WHAT THIS TASK INVOLVES
Please reproduce the entries in full. Keep every character the same.

------ SUPPLIED INFORMATION ------

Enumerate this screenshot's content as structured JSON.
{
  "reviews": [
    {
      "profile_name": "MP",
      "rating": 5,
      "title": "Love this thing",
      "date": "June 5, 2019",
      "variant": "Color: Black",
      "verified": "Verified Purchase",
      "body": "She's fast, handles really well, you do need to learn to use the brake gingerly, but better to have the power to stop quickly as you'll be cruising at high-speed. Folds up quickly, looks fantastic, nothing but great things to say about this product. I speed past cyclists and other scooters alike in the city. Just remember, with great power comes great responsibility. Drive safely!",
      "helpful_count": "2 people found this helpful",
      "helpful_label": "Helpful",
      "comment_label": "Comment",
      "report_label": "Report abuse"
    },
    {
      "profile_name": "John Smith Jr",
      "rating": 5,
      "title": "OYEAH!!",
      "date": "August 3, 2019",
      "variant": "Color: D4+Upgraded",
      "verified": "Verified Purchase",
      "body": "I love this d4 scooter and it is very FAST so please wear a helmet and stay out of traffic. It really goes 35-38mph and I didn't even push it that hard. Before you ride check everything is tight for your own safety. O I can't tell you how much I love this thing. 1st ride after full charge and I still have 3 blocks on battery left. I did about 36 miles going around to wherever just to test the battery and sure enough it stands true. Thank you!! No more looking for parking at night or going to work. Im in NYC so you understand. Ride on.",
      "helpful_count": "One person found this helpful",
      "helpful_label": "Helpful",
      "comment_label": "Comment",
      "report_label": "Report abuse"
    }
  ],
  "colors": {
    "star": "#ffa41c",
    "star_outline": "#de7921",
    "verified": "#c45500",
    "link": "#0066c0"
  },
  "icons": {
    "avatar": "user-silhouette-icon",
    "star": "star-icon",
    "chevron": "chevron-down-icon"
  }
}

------

FINISHED EXERCISE
Enumerate this screenshot's content as structured JSON.
{
  "reviews": [
    {
      "profile_name": "MP",
      "rating": 5,
      "title": "Love this thing",
      "date": "June 5, 2019",
      "variant": "Color: Black",
      "verified": "Verified Purchase",
      "body": "She's fast, handles really well, you do need to learn to use the brake gingerly, but better to have the power to stop quickly as you'll be cruising at high-speed. Folds up quickly, looks fantastic, nothing but great things to say about this product. I speed past cyclists and other scooters alike in the city. Just remember, with great power comes great responsibility. Drive safely!",
      "helpful_count": "2 people found this helpful",
      "helpful_label": "Helpful",
      "comment_label": "Comment",
      "report_label": "Report abuse"
    },
    {
      "profile_name": "John Smith Jr",
      "rating": 5,
      "title": "OYEAH!!",
      "date": "August 3, 2019",
      "variant": "Color: D4+Upgraded",
      "verified": "Verified Purchase",
      "body": "I love this d4 scooter and it is very FAST so please wear a helmet and stay out of traffic. It really goes 35-38mph and I didn't even push it that hard. Before you ride check everything is tight for your own safety. O I can't tell you how much I love this thing. 1st ride after full charge and I still have 3 blocks on battery left. I did about 36 miles going around to wherever just to test the battery and sure enough it stands true. Thank you!! No more looking for parking at night or going to work. Im in NYC so you understand. Ride on.",
      "helpful_count": "One person found this helpful",
      "helpful_label": "Helpful",
      "comment_label": "Comment",
      "report_label": "Report abuse"
    }
  ],
  "colors": {
    "star": "#ffa41c",
    "star_outline": "#de7921",
    "verified": "#c45500",
    "link": "#0066c0"
  },
  "icons": {
    "avatar": "user-silhouette-icon",
    "star": "star-icon",
    "chevron": "chevron-down-icon"
  }
}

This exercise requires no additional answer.